A review in Lancet on face masks against SARS and MERS showed strong effects of face masks in health care settings, but data for their use in the community is limited. This review also showed that eye protection could reduce the risk of SARS/MERS/COVID by 75%, which is a phenomenal effect.
A study was conducted in Hong Kong collected exhalations with Don Milton's machine to evaluate the efficacy of masks for source control.
246 patients with various respiratory illnesses had their exhaled breath collected for 30 minutes. The particles are split into coarse (>5 microns) and fine (<5 microns). They were randomly allocated to wear or not wear a surgical mask, with some patients agreeing to stay for an hour and do both. Since the machine actively pulls air in, the portion of the exhalation that leaks around the sides of the masks can also be captured.
The presence of influenza virus was detected in nasal and throat swabs. There was a significant difference when wearing a mask in coarse particles, but not fine aerosols. However, a larger study by Milton was able to find significant differences with fine aerosols as well.

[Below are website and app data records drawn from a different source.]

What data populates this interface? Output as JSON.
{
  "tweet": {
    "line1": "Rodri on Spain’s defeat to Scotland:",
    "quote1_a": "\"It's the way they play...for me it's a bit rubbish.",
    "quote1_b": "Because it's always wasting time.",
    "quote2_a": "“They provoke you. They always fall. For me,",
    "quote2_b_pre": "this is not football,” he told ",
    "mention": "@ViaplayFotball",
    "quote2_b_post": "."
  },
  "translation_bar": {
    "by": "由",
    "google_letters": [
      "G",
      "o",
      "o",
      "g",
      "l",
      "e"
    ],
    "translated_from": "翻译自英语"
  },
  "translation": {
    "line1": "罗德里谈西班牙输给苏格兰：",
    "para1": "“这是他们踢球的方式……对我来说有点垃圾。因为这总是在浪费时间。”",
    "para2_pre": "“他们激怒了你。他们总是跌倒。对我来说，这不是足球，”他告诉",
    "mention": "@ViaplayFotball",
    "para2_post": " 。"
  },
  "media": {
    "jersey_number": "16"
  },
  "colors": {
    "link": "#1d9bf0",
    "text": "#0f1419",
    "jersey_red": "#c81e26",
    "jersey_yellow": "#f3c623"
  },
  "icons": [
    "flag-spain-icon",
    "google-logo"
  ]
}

When the same study was conducted with a small number of patients with coronaviruses, there was a marginal reduction (p=0.07) in the large droplets and a significant difference in the aerosols (p=0.02).
There is also evidence for masks protecting the wearer.
- One study showed 50% protection with homemade cloth masks
- 60% protection with tea cloth masks
- 76% protection with a surgical mask and 99% FFP2 (for total ambient particles >0.5 microns)
Key challenges with masks: filtering efficiency, minimizing leakage, leakage increase from prolonged use, and the inability to wear masks 24/7.
In Hong Kong where mask compliance in the community exceeds 99% there were still two epidemics of COVID-19, however, these occured in places that masks are not worn (e.g. bars, restaurants, gyms, elderly homes, or worker dormitories). In these instances social distancing was needed and additional public health measures are needed. The outcomes would have most likely been worse without masks.
There is a trial underway now in Denmark with 6000 adults randomized to wear or not wear masks in the community that is powered to identify a 50% reduction in risk of COVID-19 (from 2% to 1%), but such a strong effect is unlikely based on previous literature. We need these sorts of studies, but a 10-20% reduction is more likely. This study may be problematic since a failure to achieve 50% reduction may lead people to the erroneous conclusion that this implies that masks don't work.
- Limited evidence base for the effectiveness of face masks in the community for influenza epidemics and pandemics, but data are consistent with a 10% to 20% reduction in transmission.
- Mechanistic evidence that face masks can provide source control of virus-laden droplets and aerosols
- Mechanistic evidence that face masks can provide protection for the wearer
- Fallacious to argue "masks don't have 100% effect in stopping transmission therefore masks are useless". A 10% reduction in transmission would be valuable!
- However, widespread use of face masks in Hong Kong has been insufficient to stop two community epidemics. Both epidemics were controlled after the implementation of moderate social distancing measures.
- We need to bring R0 from a level of 2-3 to below through a combination of different public health measures.
See the key FAQ pages provided by a team of scientists on COVID-19 transmission and preventive approaches:
- 1. General questions about COVID-19 transmission
- 2. General questions about aerosol transmission
- 3. Protecting ourselves from aerosol transmission
- 8. Ventilation
- 9. Filtering, and “air cleaning”
Benjamin John Cowling is currently Professor and head of the Division of Epidemiology and Biostatistics in the School of Public Health at the University of Hong Kong, and co-Director of the WHO Collaborating Centre for Infectious Disease Epidemiology and Control. He is Editorin-Chief of Influenza and Other Respiratory Viruses, and an Associate Editor of the journal Emerging Infectious Diseases. He conducts research into the epidemiology of influenza and other respiratory viruses. His research team has characterized how easily seasonal and pandemic influenza viruses can spread in households, and the effectiveness of measures to reduce the risk of infection and transmission including vaccination and non-pharmaceutical interventions. His recent research has focused on vaccination strategies in older adults, and immune responses to repeated influenza vaccination. Since early 2020 he has conducted research on the epidemiology and control of COVID-19 including a series of highly cited publications in NEJM, Science and Nature Medicine. He has authored more than 450 peer-reviewed journal publications to date. His work is supported by grants from a number of funding agencies, including a large co-operative agreement with the US CDC on “Research on the Epidemiology, Vaccine Effectiveness and Treatment of Influenza and Other Respiratory Viruses in Southeast Asia and the Western Pacific” (US$10m, 2016-21), and a Theme-Based Research Scheme grant from the University Grants Committee in Hong Kong entitled “Control of Influenza: Individual and Population Immunity” (US$6m, 2020-25). After graduating with a PhD in statistics from the University of Warwick, Dr. Cowling spent a year at Imperial College London before moving to the University of Hong Kong in 2004.